-- The problem --
For the entries below, report every line that includes the word "Team".

** Opening Data records block **

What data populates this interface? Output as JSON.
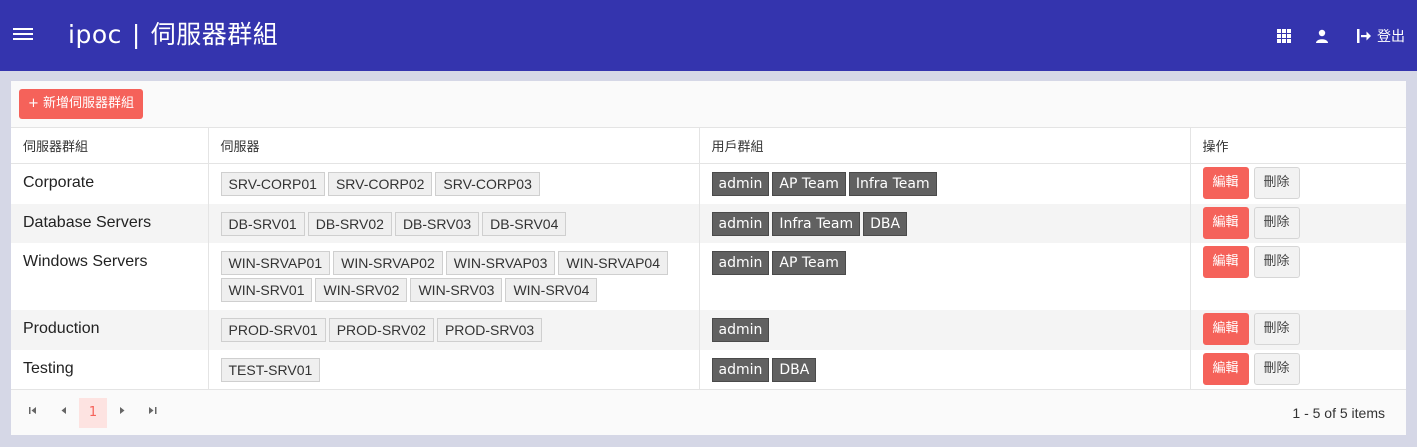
{
  "header": {
    "app_name": "ipoc",
    "separator": "|",
    "page_title": "伺服器群組",
    "logout_label": "登出"
  },
  "toolbar": {
    "add_label": "+ 新增伺服器群組"
  },
  "table": {
    "columns": [
      "伺服器群組",
      "伺服器",
      "用戶群組",
      "操作"
    ],
    "rows": [
      {
        "name": "Corporate",
        "servers": [
          "SRV-CORP01",
          "SRV-CORP02",
          "SRV-CORP03"
        ],
        "user_groups": [
          "admin",
          "AP Team",
          "Infra Team"
        ]
      },
      {
        "name": "Database Servers",
        "servers": [
          "DB-SRV01",
          "DB-SRV02",
          "DB-SRV03",
          "DB-SRV04"
        ],
        "user_groups": [
          "admin",
          "Infra Team",
          "DBA"
        ]
      },
      {
        "name": "Windows Servers",
        "servers": [
          "WIN-SRVAP01",
          "WIN-SRVAP02",
          "WIN-SRVAP03",
          "WIN-SRVAP04",
          "WIN-SRV01",
          "WIN-SRV02",
          "WIN-SRV03",
          "WIN-SRV04"
        ],
        "user_groups": [
          "admin",
          "AP Team"
        ]
      },
      {
        "name": "Production",
        "servers": [
          "PROD-SRV01",
          "PROD-SRV02",
          "PROD-SRV03"
        ],
        "user_groups": [
          "admin"
        ]
      },
      {
        "name": "Testing",
        "servers": [
          "TEST-SRV01"
        ],
        "user_groups": [
          "admin",
          "DBA"
        ]
      }
    ],
    "edit_label": "編輯",
    "delete_label": "刪除"
  },
  "pagination": {
    "current_page": "1",
    "info": "1 - 5 of 5 items"
  },
  "colors": {
    "header_bg": "#3434ae",
    "accent": "#f5625a",
    "user_chip": "#616161"
  },
  "icons": [
    "menu-icon",
    "apps-grid-icon",
    "user-icon",
    "logout-icon",
    "first-page-icon",
    "prev-page-icon",
    "next-page-icon",
    "last-page-icon"
  ]
}
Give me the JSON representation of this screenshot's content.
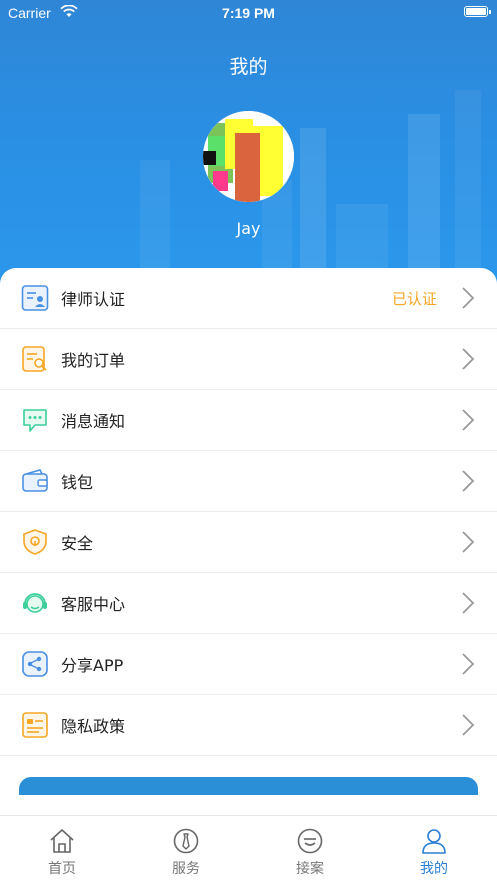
{
  "status_bar": {
    "carrier": "Carrier",
    "time": "7:19 PM"
  },
  "header": {
    "title": "我的",
    "username": "Jay"
  },
  "menu": [
    {
      "label": "律师认证",
      "status": "已认证",
      "icon": "lawyer-certify-icon",
      "color": "#4a90e2"
    },
    {
      "label": "我的订单",
      "status": "",
      "icon": "order-icon",
      "color": "#f5a623"
    },
    {
      "label": "消息通知",
      "status": "",
      "icon": "message-icon",
      "color": "#3ccf9a"
    },
    {
      "label": "钱包",
      "status": "",
      "icon": "wallet-icon",
      "color": "#4a90e2"
    },
    {
      "label": "安全",
      "status": "",
      "icon": "shield-icon",
      "color": "#f5a623"
    },
    {
      "label": "客服中心",
      "status": "",
      "icon": "headset-icon",
      "color": "#3ccf9a"
    },
    {
      "label": "分享APP",
      "status": "",
      "icon": "share-icon",
      "color": "#4a90e2"
    },
    {
      "label": "隐私政策",
      "status": "",
      "icon": "privacy-icon",
      "color": "#f5a623"
    }
  ],
  "tabbar": [
    {
      "label": "首页",
      "icon": "home-icon",
      "active": false
    },
    {
      "label": "服务",
      "icon": "tie-icon",
      "active": false
    },
    {
      "label": "接案",
      "icon": "case-icon",
      "active": false
    },
    {
      "label": "我的",
      "icon": "person-icon",
      "active": true
    }
  ],
  "colors": {
    "accent": "#2b7fd4",
    "verified": "#f5a623",
    "header": "#2a8fe3"
  }
}
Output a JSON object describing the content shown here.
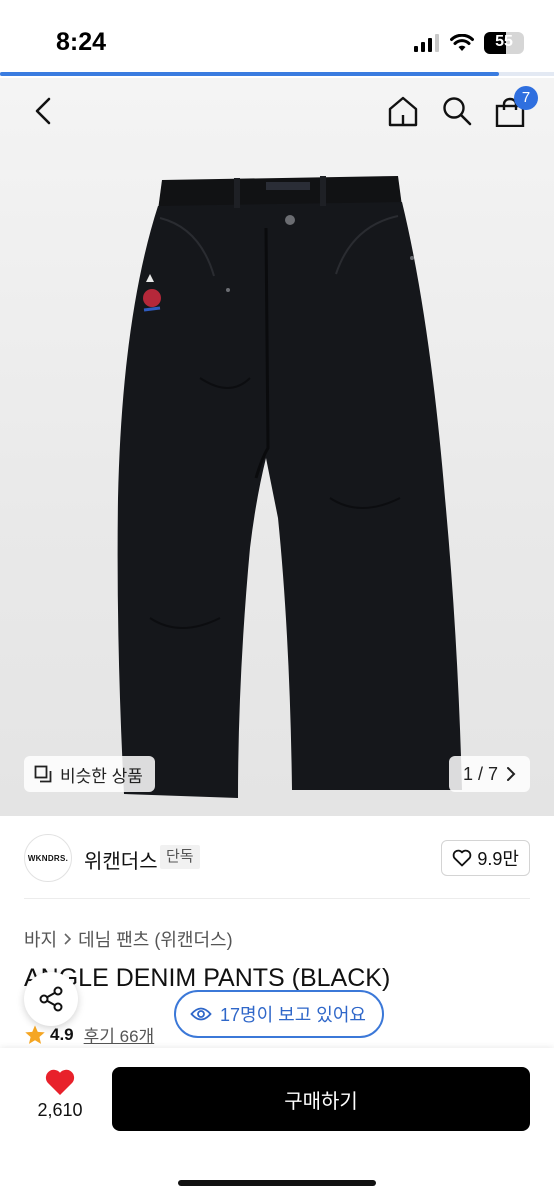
{
  "status_bar": {
    "time": "8:24",
    "battery_level": "55"
  },
  "page_load_progress": 0.9,
  "header": {
    "cart_count": "7"
  },
  "gallery": {
    "similar_products_label": "비슷한 상품",
    "page_counter": "1 / 7"
  },
  "brand": {
    "logo_text": "WKNDRS.",
    "name": "위캔더스",
    "exclusive_label": "단독",
    "like_count": "9.9만"
  },
  "product": {
    "breadcrumb": [
      "바지",
      "데님 팬츠 (위캔더스)"
    ],
    "title": "ANGLE DENIM PANTS (BLACK)",
    "rating": "4.9",
    "reviews": "후기 66개"
  },
  "viewers": {
    "label": "17명이 보고 있어요"
  },
  "bottom_bar": {
    "wish_count": "2,610",
    "buy_label": "구매하기"
  },
  "colors": {
    "accent": "#3a7ce0",
    "heart": "#e8212b",
    "star": "#f5a623",
    "buy_button": "#000000"
  },
  "icons": [
    "back-icon",
    "home-icon",
    "search-icon",
    "cart-icon",
    "similar-icon",
    "chevron-right-icon",
    "heart-outline-icon",
    "share-icon",
    "eye-icon",
    "star-icon",
    "heart-filled-icon"
  ]
}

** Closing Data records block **

-- Answer to the exercise --
          "AP Team",
          "Infra Team"
          "Infra Team",
          "AP Team"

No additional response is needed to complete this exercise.